You can mitigate this firstly, by having a contract, and secondly, by using a reliable employee monitoring software such as Toggl or Asana. By using monitoring software, you will always have proof of work which you can use to convince clients. It can also serve as evidence, proof of work which you can take to court if a client is still refusing to pay.
- Don’t ignore red flags.
This tip could be the most important tip we can give you. Do not ignore red flags, ever.
Common red flags include:
- Lack of communication
- Poor or inconsistent communication which contradicts itself and is open to interpretation
- Vague briefs
- Wanting to work without a contract
- Asking to work in a way you aren’t comfortable with, e.g. taking your work offline when you are working through freelancing websites
- Trying to negotiate far below your rate.
- Not paying upfront and paying late
- Unreasonable or unrealistic demands
There is a whole world of wonderful clients waiting to find you so don’t waste your time with those who show any of the behaviours listed above.
Don’t let indigent clients waste your time. Especially not, when you could be spending your time finding clients who understand your value and who are enjoyable to work with.
Let’s wrap it up
There are dozens of reasons to become a freelancer. Whether you’re looking for a flexible work schedule, taking your career all over the world with you, or maybe you’re just trying to leave the world of office politics far behind. Whatever your reason, there is no denying that freelancing isn’t a walk in the park. It’s not easy, but the benefits outweigh the risk, especially if you know what the risk is and take steps to mitigate it.
It doesn’t matter what service you’re offering, make sure you keep yourself protected by researching potential clients. Always work with a contract, maintain proof of work, and be aware of red flags.
You can make your freelancing experience stress free by working through websites such as Fiverr or Upwork, but these sites aren’t always 100% safe so follow the tips mentioned above.

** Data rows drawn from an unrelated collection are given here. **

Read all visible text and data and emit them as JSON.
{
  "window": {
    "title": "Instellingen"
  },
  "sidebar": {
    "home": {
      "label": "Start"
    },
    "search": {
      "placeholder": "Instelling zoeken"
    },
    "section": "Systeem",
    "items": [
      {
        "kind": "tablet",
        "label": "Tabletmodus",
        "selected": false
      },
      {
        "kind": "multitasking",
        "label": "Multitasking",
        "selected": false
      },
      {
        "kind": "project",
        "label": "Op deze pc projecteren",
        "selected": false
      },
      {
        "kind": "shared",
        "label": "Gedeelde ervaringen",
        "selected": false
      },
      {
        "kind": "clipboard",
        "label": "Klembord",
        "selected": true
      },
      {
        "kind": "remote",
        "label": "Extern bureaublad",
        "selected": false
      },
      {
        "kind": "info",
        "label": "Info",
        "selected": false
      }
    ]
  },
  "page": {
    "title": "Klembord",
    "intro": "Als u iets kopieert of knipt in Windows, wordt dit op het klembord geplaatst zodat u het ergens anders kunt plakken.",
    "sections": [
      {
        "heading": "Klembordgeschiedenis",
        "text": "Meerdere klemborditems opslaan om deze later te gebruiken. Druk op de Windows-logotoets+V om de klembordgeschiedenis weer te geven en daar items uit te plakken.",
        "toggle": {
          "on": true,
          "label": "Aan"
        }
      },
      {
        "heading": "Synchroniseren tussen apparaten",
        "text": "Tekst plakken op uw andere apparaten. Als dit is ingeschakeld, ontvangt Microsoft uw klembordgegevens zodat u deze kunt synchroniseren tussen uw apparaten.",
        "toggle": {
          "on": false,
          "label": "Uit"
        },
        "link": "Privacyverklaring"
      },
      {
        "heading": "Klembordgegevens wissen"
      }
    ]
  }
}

Do your due diligence, and don’t take work offline or provide free samples.